[Listed entries — start]

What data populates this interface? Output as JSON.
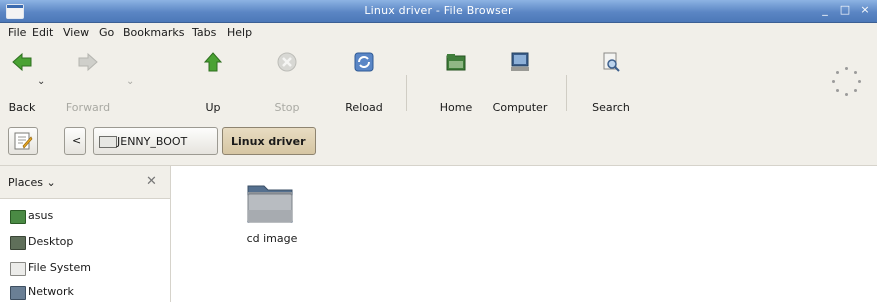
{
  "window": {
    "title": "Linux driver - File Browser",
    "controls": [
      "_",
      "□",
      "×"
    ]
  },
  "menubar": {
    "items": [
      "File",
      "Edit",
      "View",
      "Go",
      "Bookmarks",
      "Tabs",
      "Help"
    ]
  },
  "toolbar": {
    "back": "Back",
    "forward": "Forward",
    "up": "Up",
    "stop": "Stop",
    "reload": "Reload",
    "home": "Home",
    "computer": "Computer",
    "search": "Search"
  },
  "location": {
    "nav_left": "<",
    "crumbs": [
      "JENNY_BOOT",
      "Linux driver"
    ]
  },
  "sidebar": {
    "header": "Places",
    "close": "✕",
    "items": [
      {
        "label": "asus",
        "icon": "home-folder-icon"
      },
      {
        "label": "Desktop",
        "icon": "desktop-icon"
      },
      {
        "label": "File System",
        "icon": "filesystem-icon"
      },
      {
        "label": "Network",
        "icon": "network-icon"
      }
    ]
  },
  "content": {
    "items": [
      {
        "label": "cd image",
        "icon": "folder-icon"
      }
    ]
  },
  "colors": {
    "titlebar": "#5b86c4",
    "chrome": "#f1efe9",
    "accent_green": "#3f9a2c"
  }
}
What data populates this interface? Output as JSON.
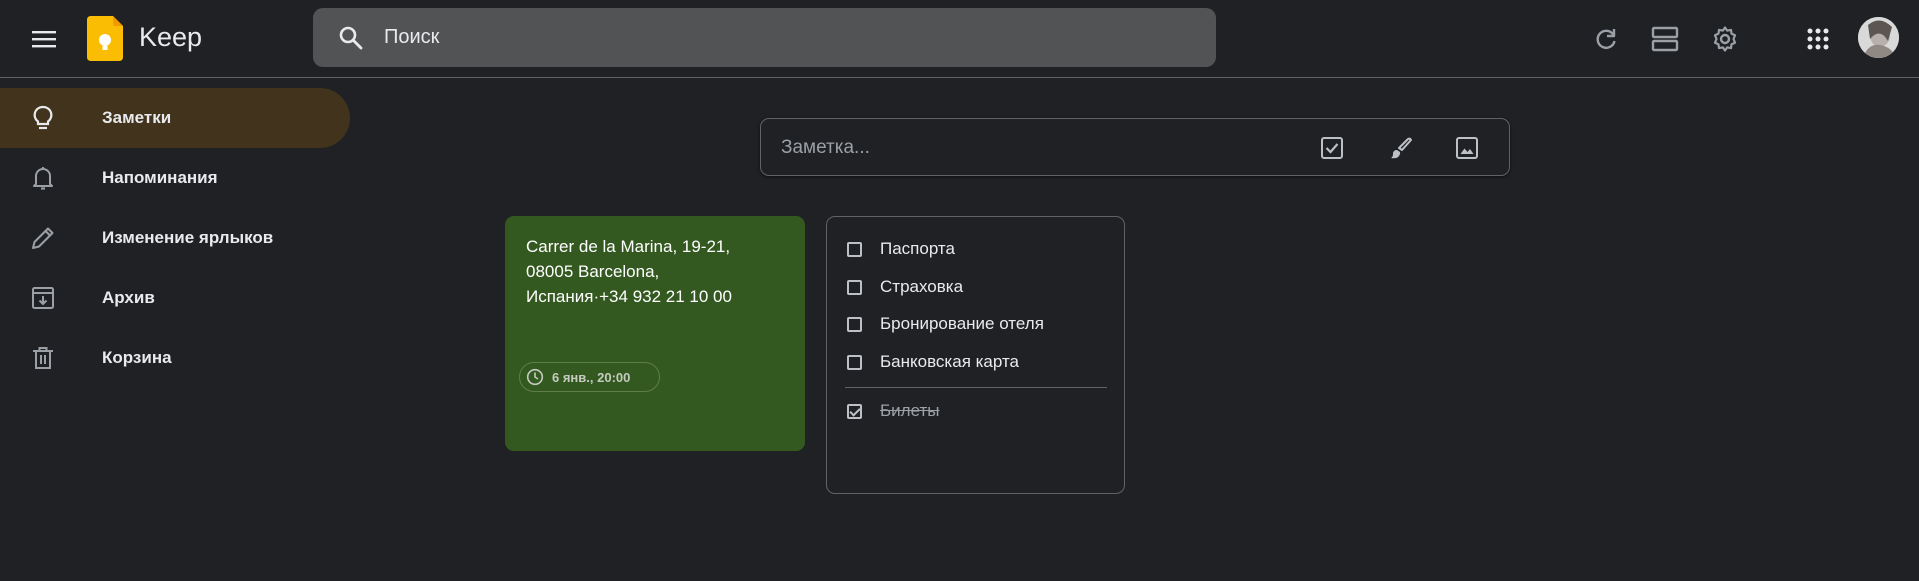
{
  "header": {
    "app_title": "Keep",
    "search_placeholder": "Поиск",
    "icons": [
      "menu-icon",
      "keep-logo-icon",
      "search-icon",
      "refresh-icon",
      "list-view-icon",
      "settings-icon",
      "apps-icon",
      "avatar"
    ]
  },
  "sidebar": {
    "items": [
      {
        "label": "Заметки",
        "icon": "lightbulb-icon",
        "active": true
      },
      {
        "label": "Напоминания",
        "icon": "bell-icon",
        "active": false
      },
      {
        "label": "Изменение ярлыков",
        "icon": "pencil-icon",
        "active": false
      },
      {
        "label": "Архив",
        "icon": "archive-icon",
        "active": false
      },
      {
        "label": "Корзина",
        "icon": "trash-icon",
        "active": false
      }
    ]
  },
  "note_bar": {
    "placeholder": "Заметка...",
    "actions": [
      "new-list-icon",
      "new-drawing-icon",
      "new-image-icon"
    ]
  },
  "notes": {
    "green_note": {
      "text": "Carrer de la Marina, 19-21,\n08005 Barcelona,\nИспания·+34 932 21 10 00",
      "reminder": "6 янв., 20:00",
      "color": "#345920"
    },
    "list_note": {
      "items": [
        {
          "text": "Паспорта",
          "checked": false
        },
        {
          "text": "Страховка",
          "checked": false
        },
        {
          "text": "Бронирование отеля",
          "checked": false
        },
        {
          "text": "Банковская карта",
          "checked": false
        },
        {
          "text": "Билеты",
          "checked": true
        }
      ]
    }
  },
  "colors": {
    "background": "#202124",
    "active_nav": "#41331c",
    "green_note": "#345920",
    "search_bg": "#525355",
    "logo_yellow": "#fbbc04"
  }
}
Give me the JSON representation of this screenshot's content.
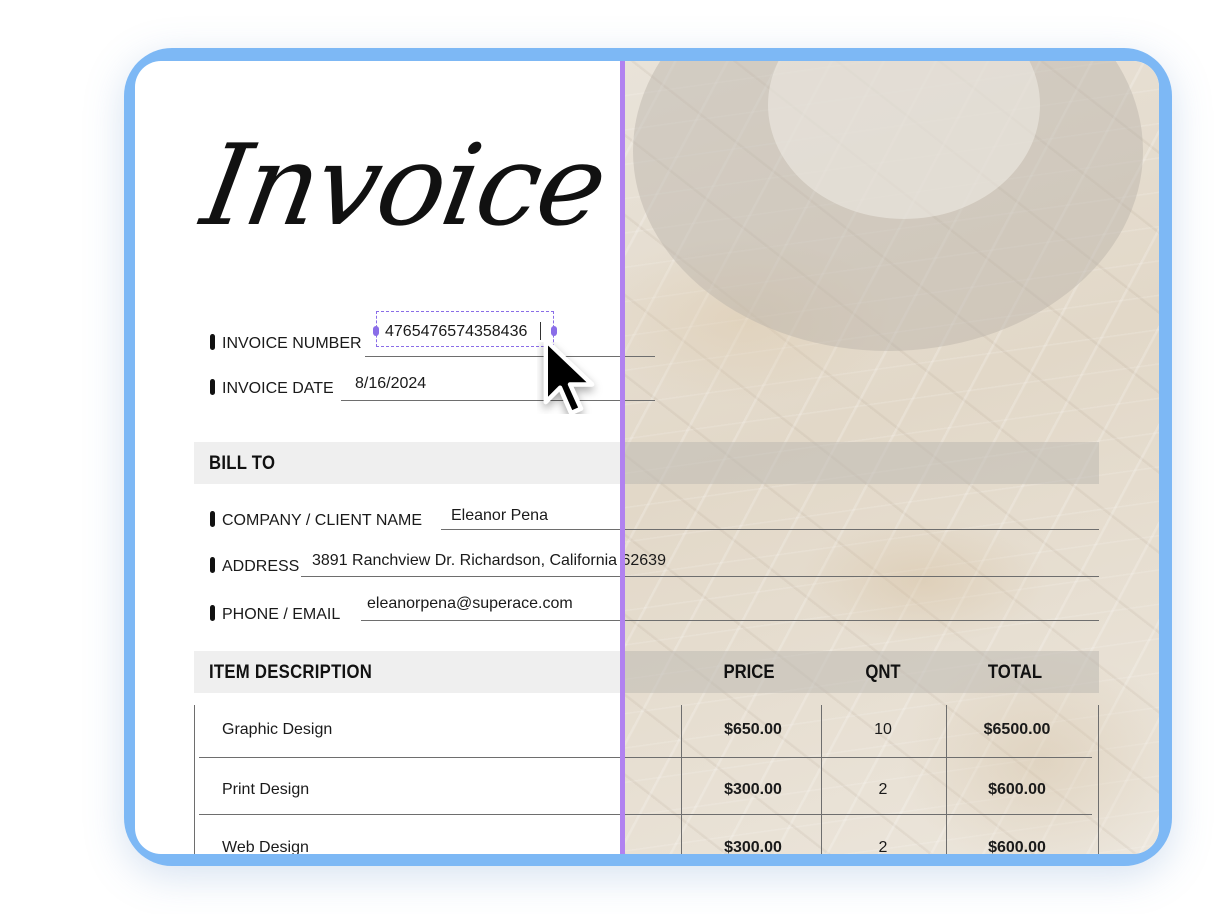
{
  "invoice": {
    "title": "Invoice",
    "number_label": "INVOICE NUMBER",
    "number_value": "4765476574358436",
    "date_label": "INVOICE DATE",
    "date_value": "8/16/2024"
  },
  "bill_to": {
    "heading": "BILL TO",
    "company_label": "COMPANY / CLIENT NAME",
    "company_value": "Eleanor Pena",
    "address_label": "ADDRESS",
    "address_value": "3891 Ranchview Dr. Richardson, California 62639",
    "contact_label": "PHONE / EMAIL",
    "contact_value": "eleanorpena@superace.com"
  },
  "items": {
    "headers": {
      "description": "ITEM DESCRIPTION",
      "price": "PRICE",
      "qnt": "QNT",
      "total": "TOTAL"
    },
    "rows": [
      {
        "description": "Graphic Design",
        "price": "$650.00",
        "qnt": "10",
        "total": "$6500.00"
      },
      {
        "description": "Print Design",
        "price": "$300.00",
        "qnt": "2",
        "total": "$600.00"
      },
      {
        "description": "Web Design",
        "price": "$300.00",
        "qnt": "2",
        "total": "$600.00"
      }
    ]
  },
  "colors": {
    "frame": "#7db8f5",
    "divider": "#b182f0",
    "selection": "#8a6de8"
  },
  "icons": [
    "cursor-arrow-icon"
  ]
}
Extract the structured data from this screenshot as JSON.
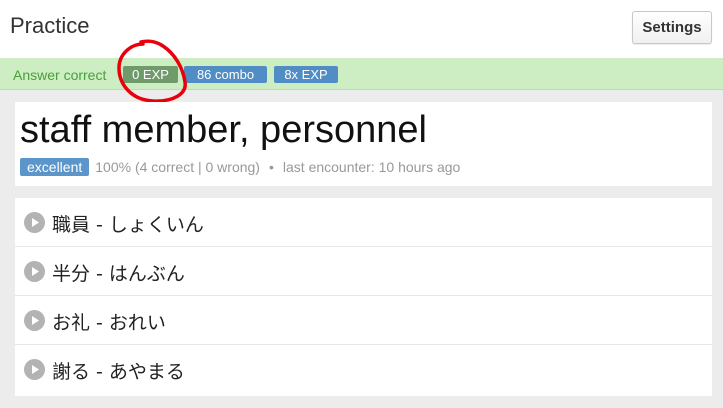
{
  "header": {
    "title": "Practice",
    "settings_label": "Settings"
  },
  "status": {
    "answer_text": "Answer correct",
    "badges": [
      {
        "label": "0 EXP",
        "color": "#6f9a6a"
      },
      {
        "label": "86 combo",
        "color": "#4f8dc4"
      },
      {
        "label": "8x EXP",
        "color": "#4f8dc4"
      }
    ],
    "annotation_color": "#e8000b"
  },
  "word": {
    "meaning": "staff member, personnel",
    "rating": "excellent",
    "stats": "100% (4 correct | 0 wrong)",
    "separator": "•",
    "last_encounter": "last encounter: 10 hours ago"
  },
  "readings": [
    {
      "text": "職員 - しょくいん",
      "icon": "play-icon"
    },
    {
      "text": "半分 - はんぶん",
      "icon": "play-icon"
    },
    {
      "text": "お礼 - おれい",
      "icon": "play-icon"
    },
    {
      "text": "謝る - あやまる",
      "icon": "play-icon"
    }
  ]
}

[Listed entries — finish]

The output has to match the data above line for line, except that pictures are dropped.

What data populates this interface? Output as JSON.
{
  "window": {
    "title": "Linux driver - File Browser",
    "controls": [
      "_",
      "□",
      "×"
    ]
  },
  "menubar": {
    "items": [
      "File",
      "Edit",
      "View",
      "Go",
      "Bookmarks",
      "Tabs",
      "Help"
    ]
  },
  "toolbar": {
    "back": "Back",
    "forward": "Forward",
    "up": "Up",
    "stop": "Stop",
    "reload": "Reload",
    "home": "Home",
    "computer": "Computer",
    "search": "Search"
  },
  "location": {
    "nav_left": "<",
    "crumbs": [
      "JENNY_BOOT",
      "Linux driver"
    ]
  },
  "sidebar": {
    "header": "Places",
    "close": "✕",
    "items": [
      {
        "label": "asus",
        "icon": "home-folder-icon"
      },
      {
        "label": "Desktop",
        "icon": "desktop-icon"
      },
      {
        "label": "File System",
        "icon": "filesystem-icon"
      },
      {
        "label": "Network",
        "icon": "network-icon"
      }
    ]
  },
  "content": {
    "items": [
      {
        "label": "cd image",
        "icon": "folder-icon"
      }
    ]
  },
  "colors": {
    "titlebar": "#5b86c4",
    "chrome": "#f1efe9",
    "accent_green": "#3f9a2c"
  }
}
What data populates this interface? Output as JSON.
{
  "header": {
    "app_title": "Keep",
    "search_placeholder": "Поиск",
    "icons": [
      "menu-icon",
      "keep-logo-icon",
      "search-icon",
      "refresh-icon",
      "list-view-icon",
      "settings-icon",
      "apps-icon",
      "avatar"
    ]
  },
  "sidebar": {
    "items": [
      {
        "label": "Заметки",
        "icon": "lightbulb-icon",
        "active": true
      },
      {
        "label": "Напоминания",
        "icon": "bell-icon",
        "active": false
      },
      {
        "label": "Изменение ярлыков",
        "icon": "pencil-icon",
        "active": false
      },
      {
        "label": "Архив",
        "icon": "archive-icon",
        "active": false
      },
      {
        "label": "Корзина",
        "icon": "trash-icon",
        "active": false
      }
    ]
  },
  "note_bar": {
    "placeholder": "Заметка...",
    "actions": [
      "new-list-icon",
      "new-drawing-icon",
      "new-image-icon"
    ]
  },
  "notes": {
    "green_note": {
      "text": "Carrer de la Marina, 19-21,\n08005 Barcelona,\nИспания·+34 932 21 10 00",
      "reminder": "6 янв., 20:00",
      "color": "#345920"
    },
    "list_note": {
      "items": [
        {
          "text": "Паспорта",
          "checked": false
        },
        {
          "text": "Страховка",
          "checked": false
        },
        {
          "text": "Бронирование отеля",
          "checked": false
        },
        {
          "text": "Банковская карта",
          "checked": false
        },
        {
          "text": "Билеты",
          "checked": true
        }
      ]
    }
  },
  "colors": {
    "background": "#202124",
    "active_nav": "#41331c",
    "green_note": "#345920",
    "search_bg": "#525355",
    "logo_yellow": "#fbbc04"
  }
}
Give me the JSON representation of this screenshot's content.
{
  "invoice": {
    "title": "Invoice",
    "number_label": "INVOICE NUMBER",
    "number_value": "4765476574358436",
    "date_label": "INVOICE DATE",
    "date_value": "8/16/2024"
  },
  "bill_to": {
    "heading": "BILL TO",
    "company_label": "COMPANY / CLIENT NAME",
    "company_value": "Eleanor Pena",
    "address_label": "ADDRESS",
    "address_value": "3891 Ranchview Dr. Richardson, California 62639",
    "contact_label": "PHONE / EMAIL",
    "contact_value": "eleanorpena@superace.com"
  },
  "items": {
    "headers": {
      "description": "ITEM DESCRIPTION",
      "price": "PRICE",
      "qnt": "QNT",
      "total": "TOTAL"
    },
    "rows": [
      {
        "description": "Graphic Design",
        "price": "$650.00",
        "qnt": "10",
        "total": "$6500.00"
      },
      {
        "description": "Print Design",
        "price": "$300.00",
        "qnt": "2",
        "total": "$600.00"
      },
      {
        "description": "Web Design",
        "price": "$300.00",
        "qnt": "2",
        "total": "$600.00"
      }
    ]
  },
  "colors": {
    "frame": "#7db8f5",
    "divider": "#b182f0",
    "selection": "#8a6de8"
  },
  "icons": [
    "cursor-arrow-icon"
  ]
}
Extract the structured data from this screenshot as JSON.
{
  "header": {
    "title": "Practice",
    "settings_label": "Settings"
  },
  "status": {
    "answer_text": "Answer correct",
    "badges": [
      {
        "label": "0 EXP",
        "color": "#6f9a6a"
      },
      {
        "label": "86 combo",
        "color": "#4f8dc4"
      },
      {
        "label": "8x EXP",
        "color": "#4f8dc4"
      }
    ],
    "annotation_color": "#e8000b"
  },
  "word": {
    "meaning": "staff member, personnel",
    "rating": "excellent",
    "stats": "100% (4 correct | 0 wrong)",
    "separator": "•",
    "last_encounter": "last encounter: 10 hours ago"
  },
  "readings": [
    {
      "text": "職員 - しょくいん",
      "icon": "play-icon"
    },
    {
      "text": "半分 - はんぶん",
      "icon": "play-icon"
    },
    {
      "text": "お礼 - おれい",
      "icon": "play-icon"
    },
    {
      "text": "謝る - あやまる",
      "icon": "play-icon"
    }
  ]
}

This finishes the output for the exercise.